From helping to establish a university in the mountains of Central Asia to attending Harvard Law School and working with the United Nations refugee agency in the Middle East, Malik Ladhani (BSocSci ’14) is carving out a life full of global engagement.
Reflecting on the turning points that set him on this path, he recalls an inspiring speech by His Highness the Aga Khan in 2012. Upon receiving an honorary doctorate from uOttawa, the Ismaili Muslim spiritual leader and founder of the Aga Khan Development Network addressed the University community.
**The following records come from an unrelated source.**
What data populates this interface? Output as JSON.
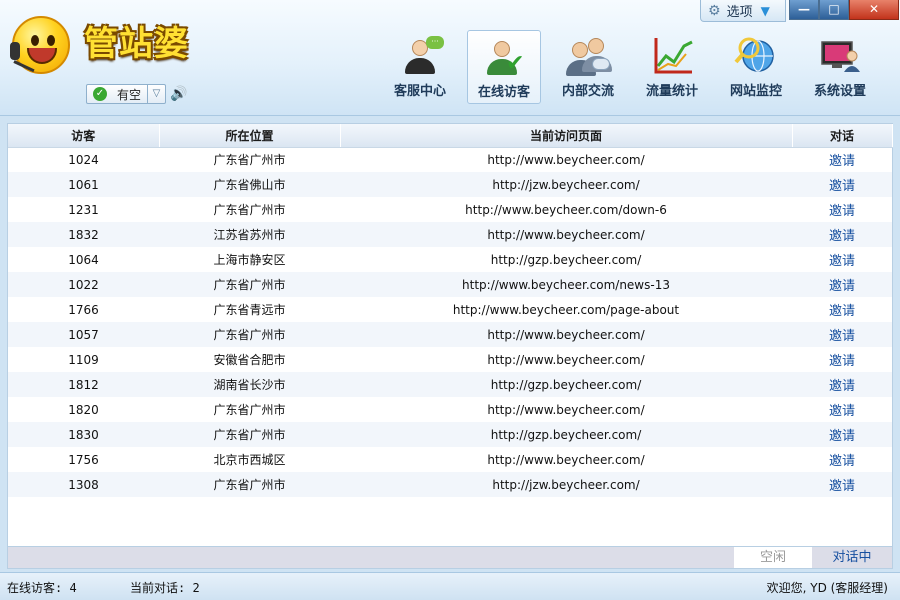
{
  "app": {
    "logo_text": "管站婆",
    "status": "有空"
  },
  "window_controls": {
    "options_label": "选项",
    "minimize": "—",
    "maximize": "□",
    "close": "✕"
  },
  "nav": [
    {
      "label": "客服中心",
      "icon": "customer-service-icon",
      "active": false
    },
    {
      "label": "在线访客",
      "icon": "online-visitor-icon",
      "active": true
    },
    {
      "label": "内部交流",
      "icon": "internal-chat-icon",
      "active": false
    },
    {
      "label": "流量统计",
      "icon": "traffic-stats-icon",
      "active": false
    },
    {
      "label": "网站监控",
      "icon": "site-monitor-icon",
      "active": false
    },
    {
      "label": "系统设置",
      "icon": "system-settings-icon",
      "active": false
    }
  ],
  "table": {
    "headers": [
      "访客",
      "所在位置",
      "当前访问页面",
      "对话"
    ],
    "invite_label": "邀请",
    "rows": [
      {
        "id": "1024",
        "location": "广东省广州市",
        "page": "http://www.beycheer.com/"
      },
      {
        "id": "1061",
        "location": "广东省佛山市",
        "page": "http://jzw.beycheer.com/"
      },
      {
        "id": "1231",
        "location": "广东省广州市",
        "page": "http://www.beycheer.com/down-6"
      },
      {
        "id": "1832",
        "location": "江苏省苏州市",
        "page": "http://www.beycheer.com/"
      },
      {
        "id": "1064",
        "location": "上海市静安区",
        "page": "http://gzp.beycheer.com/"
      },
      {
        "id": "1022",
        "location": "广东省广州市",
        "page": "http://www.beycheer.com/news-13"
      },
      {
        "id": "1766",
        "location": "广东省青远市",
        "page": "http://www.beycheer.com/page-about"
      },
      {
        "id": "1057",
        "location": "广东省广州市",
        "page": "http://www.beycheer.com/"
      },
      {
        "id": "1109",
        "location": "安徽省合肥市",
        "page": "http://www.beycheer.com/"
      },
      {
        "id": "1812",
        "location": "湖南省长沙市",
        "page": "http://gzp.beycheer.com/"
      },
      {
        "id": "1820",
        "location": "广东省广州市",
        "page": "http://www.beycheer.com/"
      },
      {
        "id": "1830",
        "location": "广东省广州市",
        "page": "http://gzp.beycheer.com/"
      },
      {
        "id": "1756",
        "location": "北京市西城区",
        "page": "http://www.beycheer.com/"
      },
      {
        "id": "1308",
        "location": "广东省广州市",
        "page": "http://jzw.beycheer.com/"
      }
    ]
  },
  "footer_tabs": {
    "idle": "空闲",
    "chatting": "对话中"
  },
  "statusbar": {
    "online_visitors": "在线访客: 4",
    "current_chats": "当前对话: 2",
    "welcome": "欢迎您, YD (客服经理)"
  },
  "colors": {
    "accent": "#1750a0",
    "header_bg": "#e4f1fb",
    "close_button": "#c2331c"
  }
}
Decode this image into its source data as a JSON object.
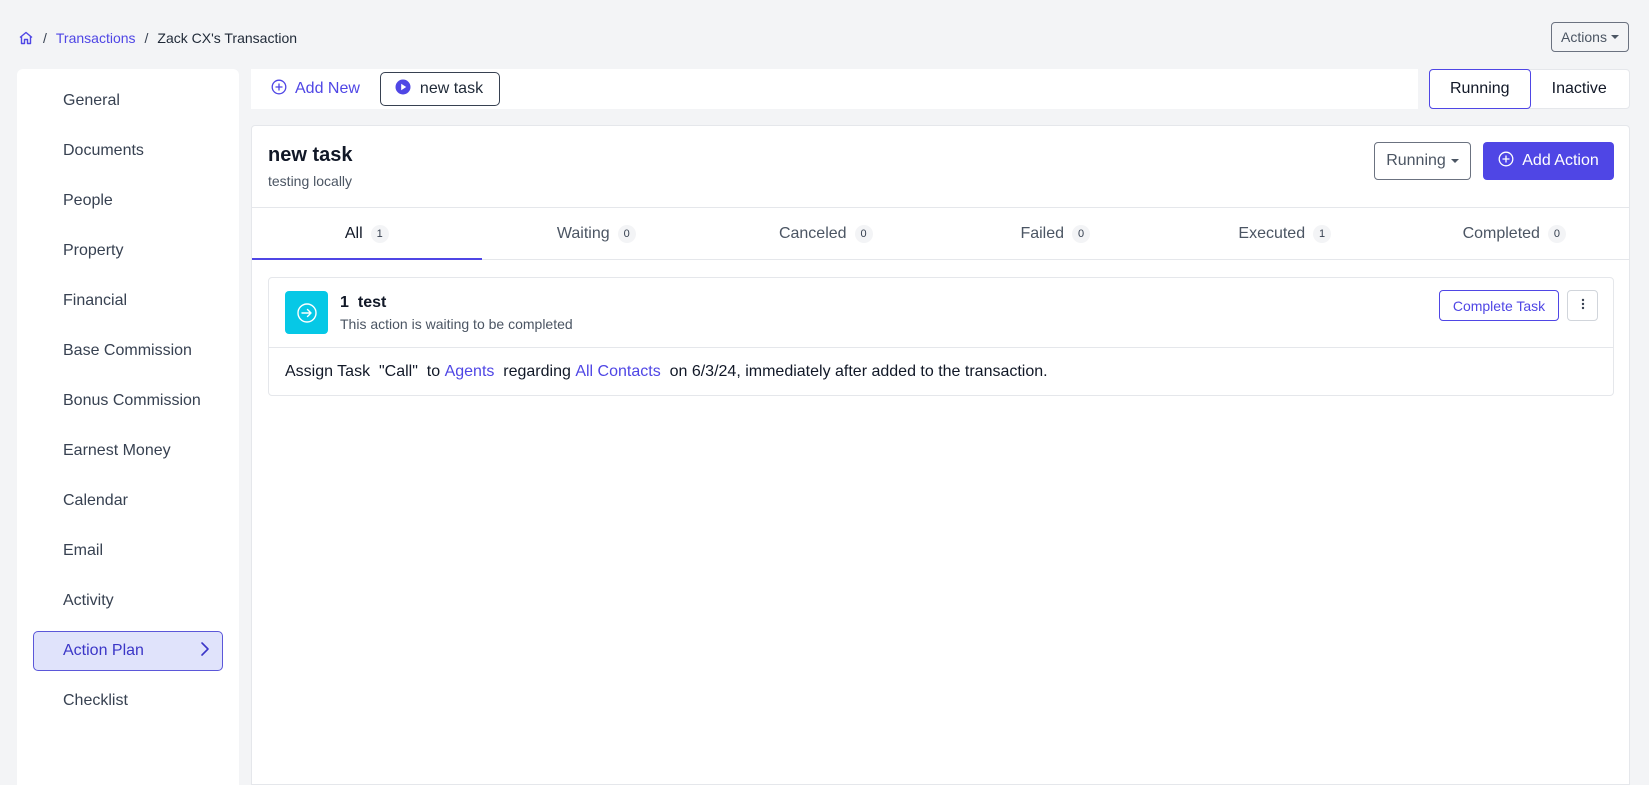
{
  "breadcrumb": {
    "home_icon": "home-icon",
    "separator": "/",
    "transactions": "Transactions",
    "current": "Zack CX's Transaction"
  },
  "header": {
    "actions_label": "Actions"
  },
  "sidebar": {
    "items": [
      {
        "label": "General"
      },
      {
        "label": "Documents"
      },
      {
        "label": "People"
      },
      {
        "label": "Property"
      },
      {
        "label": "Financial"
      },
      {
        "label": "Base Commission"
      },
      {
        "label": "Bonus Commission"
      },
      {
        "label": "Earnest Money"
      },
      {
        "label": "Calendar"
      },
      {
        "label": "Email"
      },
      {
        "label": "Activity"
      },
      {
        "label": "Action Plan",
        "active": true
      },
      {
        "label": "Checklist"
      }
    ]
  },
  "topbar": {
    "add_new_label": "Add New",
    "task_chip_label": "new task",
    "status_options": [
      "Running",
      "Inactive"
    ],
    "selected_status": "Running"
  },
  "plan": {
    "title": "new task",
    "subtitle": "testing locally",
    "running_label": "Running",
    "add_action_label": "Add Action"
  },
  "tabs": [
    {
      "label": "All",
      "count": "1"
    },
    {
      "label": "Waiting",
      "count": "0"
    },
    {
      "label": "Canceled",
      "count": "0"
    },
    {
      "label": "Failed",
      "count": "0"
    },
    {
      "label": "Executed",
      "count": "1"
    },
    {
      "label": "Completed",
      "count": "0"
    }
  ],
  "action": {
    "number": "1",
    "title": "test",
    "status_text": "This action is waiting to be completed",
    "complete_label": "Complete Task",
    "desc_prefix": "Assign Task  \"Call\"  to ",
    "assignee": "Agents",
    "desc_mid": "  regarding ",
    "regarding": "All Contacts",
    "desc_suffix": "  on 6/3/24, immediately after added to the transaction."
  },
  "colors": {
    "accent": "#4f46e5",
    "action_icon_bg": "#06c8e6",
    "page_bg": "#f3f4f6"
  }
}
He touched on a topic Ladhani was studying in one of his courses: the role constitutions play in protecting rights and promoting stability.
“It was at that moment I felt that law would be the best path to explore my interests in both minority rights and refugee protection,” said Ladhani, whose parents came to Canada as refugees from Uganda in 1972.
When he graduated from uOttawa in 2014, he wanted to gain more life experience before going to law school – and not just to take a year off, but to make the year count.
Read more at the source: University of Ottawa / Rhea Laube